*** Block opens ***

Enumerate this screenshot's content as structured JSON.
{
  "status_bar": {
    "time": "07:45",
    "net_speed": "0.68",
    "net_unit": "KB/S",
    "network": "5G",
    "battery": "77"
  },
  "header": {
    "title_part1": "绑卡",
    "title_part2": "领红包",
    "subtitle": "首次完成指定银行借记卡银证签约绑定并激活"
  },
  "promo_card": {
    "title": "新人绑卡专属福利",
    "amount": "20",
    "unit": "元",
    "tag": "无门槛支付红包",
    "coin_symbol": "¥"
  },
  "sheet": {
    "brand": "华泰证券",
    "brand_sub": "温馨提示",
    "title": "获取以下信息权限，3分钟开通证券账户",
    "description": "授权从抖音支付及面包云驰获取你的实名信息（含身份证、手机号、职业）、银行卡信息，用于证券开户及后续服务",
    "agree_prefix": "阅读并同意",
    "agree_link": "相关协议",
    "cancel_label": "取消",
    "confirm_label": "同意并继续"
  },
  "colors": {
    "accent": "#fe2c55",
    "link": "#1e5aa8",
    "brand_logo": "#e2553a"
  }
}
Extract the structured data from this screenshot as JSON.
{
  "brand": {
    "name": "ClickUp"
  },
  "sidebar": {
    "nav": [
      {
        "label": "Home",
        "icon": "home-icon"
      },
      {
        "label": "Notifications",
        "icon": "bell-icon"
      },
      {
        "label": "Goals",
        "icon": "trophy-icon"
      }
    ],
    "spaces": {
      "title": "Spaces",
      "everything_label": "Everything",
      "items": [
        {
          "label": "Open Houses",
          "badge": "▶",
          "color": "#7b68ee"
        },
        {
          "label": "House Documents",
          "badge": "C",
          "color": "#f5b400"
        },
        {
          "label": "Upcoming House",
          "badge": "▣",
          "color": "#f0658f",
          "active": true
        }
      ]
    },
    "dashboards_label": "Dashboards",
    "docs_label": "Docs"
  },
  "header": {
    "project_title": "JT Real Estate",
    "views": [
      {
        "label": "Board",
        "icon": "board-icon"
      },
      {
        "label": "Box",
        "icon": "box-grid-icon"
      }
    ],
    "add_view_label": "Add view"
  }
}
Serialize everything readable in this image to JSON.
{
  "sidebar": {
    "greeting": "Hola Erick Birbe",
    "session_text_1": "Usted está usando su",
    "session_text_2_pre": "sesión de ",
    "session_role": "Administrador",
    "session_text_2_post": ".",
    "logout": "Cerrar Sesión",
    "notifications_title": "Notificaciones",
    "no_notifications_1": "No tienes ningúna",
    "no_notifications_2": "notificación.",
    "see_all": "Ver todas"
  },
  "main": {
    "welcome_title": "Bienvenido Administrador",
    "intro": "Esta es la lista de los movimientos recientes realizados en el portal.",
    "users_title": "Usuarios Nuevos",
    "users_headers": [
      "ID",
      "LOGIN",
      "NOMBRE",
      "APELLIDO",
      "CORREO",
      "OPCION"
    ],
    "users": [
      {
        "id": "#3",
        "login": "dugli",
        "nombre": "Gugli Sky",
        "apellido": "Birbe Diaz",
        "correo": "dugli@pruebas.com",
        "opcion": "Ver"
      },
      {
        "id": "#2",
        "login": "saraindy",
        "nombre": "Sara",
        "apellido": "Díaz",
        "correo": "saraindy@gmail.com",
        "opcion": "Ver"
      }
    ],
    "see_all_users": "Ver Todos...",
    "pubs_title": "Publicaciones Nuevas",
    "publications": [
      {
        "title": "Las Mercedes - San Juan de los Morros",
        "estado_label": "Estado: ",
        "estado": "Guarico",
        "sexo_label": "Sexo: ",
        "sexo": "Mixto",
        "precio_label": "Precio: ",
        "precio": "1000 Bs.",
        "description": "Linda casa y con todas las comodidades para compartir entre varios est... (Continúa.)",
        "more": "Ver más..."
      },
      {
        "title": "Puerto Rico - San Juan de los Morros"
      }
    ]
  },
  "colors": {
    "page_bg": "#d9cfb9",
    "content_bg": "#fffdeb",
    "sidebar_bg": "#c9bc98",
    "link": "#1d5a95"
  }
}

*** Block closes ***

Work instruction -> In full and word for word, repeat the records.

Final answer ->
Enumerate this screenshot's content as structured JSON.
{
  "status_bar": {
    "time": "07:45",
    "net_speed": "0.68",
    "net_unit": "KB/S",
    "network": "5G",
    "battery": "77"
  },
  "header": {
    "title_part1": "绑卡",
    "title_part2": "领红包",
    "subtitle": "首次完成指定银行借记卡银证签约绑定并激活"
  },
  "promo_card": {
    "title": "新人绑卡专属福利",
    "amount": "20",
    "unit": "元",
    "tag": "无门槛支付红包",
    "coin_symbol": "¥"
  },
  "sheet": {
    "brand": "华泰证券",
    "brand_sub": "温馨提示",
    "title": "获取以下信息权限，3分钟开通证券账户",
    "description": "授权从抖音支付及面包云驰获取你的实名信息（含身份证、手机号、职业）、银行卡信息，用于证券开户及后续服务",
    "agree_prefix": "阅读并同意",
    "agree_link": "相关协议",
    "cancel_label": "取消",
    "confirm_label": "同意并继续"
  },
  "colors": {
    "accent": "#fe2c55",
    "link": "#1e5aa8",
    "brand_logo": "#e2553a"
  }
}
Extract the structured data from this screenshot as JSON.
{
  "brand": {
    "name": "ClickUp"
  },
  "sidebar": {
    "nav": [
      {
        "label": "Home",
        "icon": "home-icon"
      },
      {
        "label": "Notifications",
        "icon": "bell-icon"
      },
      {
        "label": "Goals",
        "icon": "trophy-icon"
      }
    ],
    "spaces": {
      "title": "Spaces",
      "everything_label": "Everything",
      "items": [
        {
          "label": "Open Houses",
          "badge": "▶",
          "color": "#7b68ee"
        },
        {
          "label": "House Documents",
          "badge": "C",
          "color": "#f5b400"
        },
        {
          "label": "Upcoming House",
          "badge": "▣",
          "color": "#f0658f",
          "active": true
        }
      ]
    },
    "dashboards_label": "Dashboards",
    "docs_label": "Docs"
  },
  "header": {
    "project_title": "JT Real Estate",
    "views": [
      {
        "label": "Board",
        "icon": "board-icon"
      },
      {
        "label": "Box",
        "icon": "box-grid-icon"
      }
    ],
    "add_view_label": "Add view"
  }
}
Serialize everything readable in this image to JSON.
{
  "sidebar": {
    "greeting": "Hola Erick Birbe",
    "session_text_1": "Usted está usando su",
    "session_text_2_pre": "sesión de ",
    "session_role": "Administrador",
    "session_text_2_post": ".",
    "logout": "Cerrar Sesión",
    "notifications_title": "Notificaciones",
    "no_notifications_1": "No tienes ningúna",
    "no_notifications_2": "notificación.",
    "see_all": "Ver todas"
  },
  "main": {
    "welcome_title": "Bienvenido Administrador",
    "intro": "Esta es la lista de los movimientos recientes realizados en el portal.",
    "users_title": "Usuarios Nuevos",
    "users_headers": [
      "ID",
      "LOGIN",
      "NOMBRE",
      "APELLIDO",
      "CORREO",
      "OPCION"
    ],
    "users": [
      {
        "id": "#3",
        "login": "dugli",
        "nombre": "Gugli Sky",
        "apellido": "Birbe Diaz",
        "correo": "dugli@pruebas.com",
        "opcion": "Ver"
      },
      {
        "id": "#2",
        "login": "saraindy",
        "nombre": "Sara",
        "apellido": "Díaz",
        "correo": "saraindy@gmail.com",
        "opcion": "Ver"
      }
    ],
    "see_all_users": "Ver Todos...",
    "pubs_title": "Publicaciones Nuevas",
    "publications": [
      {
        "title": "Las Mercedes - San Juan de los Morros",
        "estado_label": "Estado: ",
        "estado": "Guarico",
        "sexo_label": "Sexo: ",
        "sexo": "Mixto",
        "precio_label": "Precio: ",
        "precio": "1000 Bs.",
        "description": "Linda casa y con todas las comodidades para compartir entre varios est... (Continúa.)",
        "more": "Ver más..."
      },
      {
        "title": "Puerto Rico - San Juan de los Morros"
      }
    ]
  },
  "colors": {
    "page_bg": "#d9cfb9",
    "content_bg": "#fffdeb",
    "sidebar_bg": "#c9bc98",
    "link": "#1d5a95"
  }
}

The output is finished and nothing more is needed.